Tuesday, December 30, 2008


Been planning to write this post down for so long, finally did. The title is courtesy Kaushik da, which so aptly describes in a word what i'll take an entire post to.

Somehow or the other, I just couldn’t manage to take a vacation back home to Calcutta in more than 2 years. I finally went there this pujas. Once there, I realized it was a bad idea to be in Calcutta during pujas as the entire city is out on the street. It’s one big carnival, a big orgy of people on the streets, all dolled up with particularly nowhere to go but from this end of the town to the other visiting pandals. Which needless to say is not exactly my idea of fun in Calcutta. So there I was, in the middle of it all, and hoping for it to pass. Which it did after the four days of pujas and I got my city back. Just the way I like it, or should I say the way I liked it. Call me a little hung-up or whatever but I have forever been a fan of the Calcutta of yore, of the old Victorian charm, which already was in it’s way out while we were growing up.

I had planned to write my next post on the old Bungalows or ‘Baadis’ of my locality in particular and of Calcutta in general. I have grown up in Elgin Road, which they now insist on calling Lala Lajpat Rai Sarani. Elgin Road, sourrounded by Bishop Lefroy Road, Lee Road is now one of the most so called ‘happening’ part of Calcutta what with ‘this’ mall and ‘that’ shopping complex sprouting all around. The only old baadi left on Elgin Road is house no. 38/2. The house of Subhash Chandra Bose, now known as Netaji Bhawan. And the only reason it’s standing intact and preserved is because it is now a museum and a tourist spot. It’s the house from where Netaji escaped to his freedom, with the dream of India’s armed struggle. A dream which was lost. Much like the world which Elgin Road was. Other than Netaji’s House, this locality was dotted with old bungalows, each one grand and beautiful in it’s architecture. Baadis like Rajabadi, Lal Kuthi, Phoolbadi with their Buicks(mostly left as a showpiece only) or Fiats parked were such a delight to the eyes. Reminiscent of a world gone by. A world I am so romantic about. I wanted to take pictures, but there remains nothing to click, but ugly vertical buildings in their place, all bought over by land-sharks and converted into ugly multiplexes and Shopping Complexes, or ‘flats’(The word itself is so uninspiring, isn’t it?!). The families who lived in these buildings have lost their sheen much like the buildings they owned, so they were forced to sell them and move into the oblivion of Calcutta by-lanes, making room for the neo rich of the city.

Calcutta is going through a weird time, a weird phase, one which is torn between the old and new.
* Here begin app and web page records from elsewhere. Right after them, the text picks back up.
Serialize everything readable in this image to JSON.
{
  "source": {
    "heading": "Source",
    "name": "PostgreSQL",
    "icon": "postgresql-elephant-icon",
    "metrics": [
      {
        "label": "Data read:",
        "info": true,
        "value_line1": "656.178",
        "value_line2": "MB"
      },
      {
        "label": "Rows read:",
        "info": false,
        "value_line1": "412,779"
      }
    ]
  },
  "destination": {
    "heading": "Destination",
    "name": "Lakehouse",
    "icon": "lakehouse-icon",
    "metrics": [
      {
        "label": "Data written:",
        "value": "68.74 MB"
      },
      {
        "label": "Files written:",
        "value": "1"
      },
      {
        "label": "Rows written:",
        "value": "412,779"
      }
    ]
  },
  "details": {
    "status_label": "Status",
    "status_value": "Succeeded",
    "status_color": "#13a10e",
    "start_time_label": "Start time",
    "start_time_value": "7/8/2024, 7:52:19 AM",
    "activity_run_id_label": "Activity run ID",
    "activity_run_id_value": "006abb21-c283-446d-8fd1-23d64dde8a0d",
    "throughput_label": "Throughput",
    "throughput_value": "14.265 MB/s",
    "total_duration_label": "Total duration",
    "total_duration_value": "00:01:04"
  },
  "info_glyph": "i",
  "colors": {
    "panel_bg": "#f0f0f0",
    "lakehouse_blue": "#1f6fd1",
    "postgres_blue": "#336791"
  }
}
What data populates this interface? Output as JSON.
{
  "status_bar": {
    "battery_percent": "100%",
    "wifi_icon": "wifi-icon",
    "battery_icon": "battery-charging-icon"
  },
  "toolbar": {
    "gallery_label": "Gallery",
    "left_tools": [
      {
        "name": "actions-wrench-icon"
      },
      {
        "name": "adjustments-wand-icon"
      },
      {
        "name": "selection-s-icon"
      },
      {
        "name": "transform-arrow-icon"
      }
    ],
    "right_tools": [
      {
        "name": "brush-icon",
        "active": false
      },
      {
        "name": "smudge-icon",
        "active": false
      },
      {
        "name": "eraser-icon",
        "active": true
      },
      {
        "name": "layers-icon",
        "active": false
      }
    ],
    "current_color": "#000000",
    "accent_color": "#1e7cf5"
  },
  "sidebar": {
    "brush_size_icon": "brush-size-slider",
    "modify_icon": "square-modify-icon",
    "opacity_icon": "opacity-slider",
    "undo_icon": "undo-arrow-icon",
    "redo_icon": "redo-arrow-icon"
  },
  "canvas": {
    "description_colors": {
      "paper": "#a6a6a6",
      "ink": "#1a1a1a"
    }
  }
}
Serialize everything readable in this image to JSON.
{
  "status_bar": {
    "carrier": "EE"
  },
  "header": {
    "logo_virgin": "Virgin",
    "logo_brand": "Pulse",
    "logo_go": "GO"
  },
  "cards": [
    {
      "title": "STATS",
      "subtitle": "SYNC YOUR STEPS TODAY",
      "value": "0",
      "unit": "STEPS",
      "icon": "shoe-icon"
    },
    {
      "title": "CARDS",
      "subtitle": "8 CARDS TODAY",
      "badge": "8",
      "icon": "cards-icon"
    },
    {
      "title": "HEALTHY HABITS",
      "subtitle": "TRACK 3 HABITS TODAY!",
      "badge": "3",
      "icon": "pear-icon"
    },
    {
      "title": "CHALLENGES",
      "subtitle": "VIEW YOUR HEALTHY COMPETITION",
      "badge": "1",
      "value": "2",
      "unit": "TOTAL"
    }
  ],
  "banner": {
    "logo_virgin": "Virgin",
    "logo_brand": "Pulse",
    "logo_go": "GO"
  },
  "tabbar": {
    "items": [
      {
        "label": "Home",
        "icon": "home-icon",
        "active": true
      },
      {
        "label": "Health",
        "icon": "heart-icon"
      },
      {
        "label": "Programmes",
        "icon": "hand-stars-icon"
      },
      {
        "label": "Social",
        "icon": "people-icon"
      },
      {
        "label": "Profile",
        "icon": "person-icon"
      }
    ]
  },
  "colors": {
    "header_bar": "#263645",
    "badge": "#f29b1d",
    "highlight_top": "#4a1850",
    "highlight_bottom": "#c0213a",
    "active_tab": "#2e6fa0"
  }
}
At one side, it is as dirty and as unorganized at it could be, and on the other side, the malls are mushrooming, the misery and grandeur lives side by side, rather uncomfortably. The city doen’t have the flamboyance of Delhi, or recklessness of Bombay, which ends up making it a nowhere land at the moment. That certain something, which is so Calcutta, which is hard to put down in words, in phrases, is getting lost. In its reckless quest to become a global city its losing its charm, its identity, its character. And what is a city without a character!

I had planned to photograph the old ‘Baadis’ of Elgin Road, along with this post, but then, none are left to be.